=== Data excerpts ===
[Start of section]
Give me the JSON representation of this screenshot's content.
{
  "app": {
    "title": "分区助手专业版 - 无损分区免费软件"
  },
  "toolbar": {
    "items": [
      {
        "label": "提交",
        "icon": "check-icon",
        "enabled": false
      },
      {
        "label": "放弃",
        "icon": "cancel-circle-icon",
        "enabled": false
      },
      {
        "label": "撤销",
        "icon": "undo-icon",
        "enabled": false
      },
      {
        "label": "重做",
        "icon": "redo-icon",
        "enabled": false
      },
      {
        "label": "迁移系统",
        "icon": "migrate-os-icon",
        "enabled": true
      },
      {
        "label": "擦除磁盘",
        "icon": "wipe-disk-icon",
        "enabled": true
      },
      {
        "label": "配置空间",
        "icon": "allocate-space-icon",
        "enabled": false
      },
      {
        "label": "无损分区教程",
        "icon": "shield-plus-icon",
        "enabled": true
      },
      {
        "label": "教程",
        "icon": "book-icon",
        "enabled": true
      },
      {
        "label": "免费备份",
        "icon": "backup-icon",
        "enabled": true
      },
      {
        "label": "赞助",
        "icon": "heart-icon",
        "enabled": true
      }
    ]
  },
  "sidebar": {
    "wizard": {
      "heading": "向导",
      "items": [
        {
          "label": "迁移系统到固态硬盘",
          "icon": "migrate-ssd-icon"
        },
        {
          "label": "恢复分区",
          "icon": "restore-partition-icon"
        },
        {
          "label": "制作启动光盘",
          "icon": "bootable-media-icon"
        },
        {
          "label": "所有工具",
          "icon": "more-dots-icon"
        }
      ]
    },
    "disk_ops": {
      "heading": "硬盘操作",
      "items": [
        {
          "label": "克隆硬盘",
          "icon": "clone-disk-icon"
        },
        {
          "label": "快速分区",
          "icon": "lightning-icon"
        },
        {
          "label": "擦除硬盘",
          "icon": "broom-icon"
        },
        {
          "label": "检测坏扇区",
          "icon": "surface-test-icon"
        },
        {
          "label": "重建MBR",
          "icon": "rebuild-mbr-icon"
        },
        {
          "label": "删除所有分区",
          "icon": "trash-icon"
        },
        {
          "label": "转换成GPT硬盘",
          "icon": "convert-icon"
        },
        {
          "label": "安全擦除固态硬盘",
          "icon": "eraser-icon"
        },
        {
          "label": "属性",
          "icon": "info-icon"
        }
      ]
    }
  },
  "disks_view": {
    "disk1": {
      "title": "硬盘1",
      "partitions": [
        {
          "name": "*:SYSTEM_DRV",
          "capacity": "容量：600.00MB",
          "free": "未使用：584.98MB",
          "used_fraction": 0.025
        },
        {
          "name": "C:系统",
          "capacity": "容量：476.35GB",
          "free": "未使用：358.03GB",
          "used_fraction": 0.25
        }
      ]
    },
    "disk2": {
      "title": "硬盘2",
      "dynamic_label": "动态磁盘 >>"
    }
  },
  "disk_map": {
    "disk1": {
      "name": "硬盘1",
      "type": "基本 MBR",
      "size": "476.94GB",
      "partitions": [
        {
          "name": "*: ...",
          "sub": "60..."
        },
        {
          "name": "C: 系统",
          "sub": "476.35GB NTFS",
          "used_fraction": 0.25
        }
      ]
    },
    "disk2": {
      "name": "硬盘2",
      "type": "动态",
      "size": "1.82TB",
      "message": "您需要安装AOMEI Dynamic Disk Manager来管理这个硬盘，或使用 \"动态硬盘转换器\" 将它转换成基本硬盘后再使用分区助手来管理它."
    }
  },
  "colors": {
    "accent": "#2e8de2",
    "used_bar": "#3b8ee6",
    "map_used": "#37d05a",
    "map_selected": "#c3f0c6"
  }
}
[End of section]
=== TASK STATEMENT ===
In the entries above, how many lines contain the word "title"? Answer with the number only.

=== SOLUTION FOR THIS TASK ===
3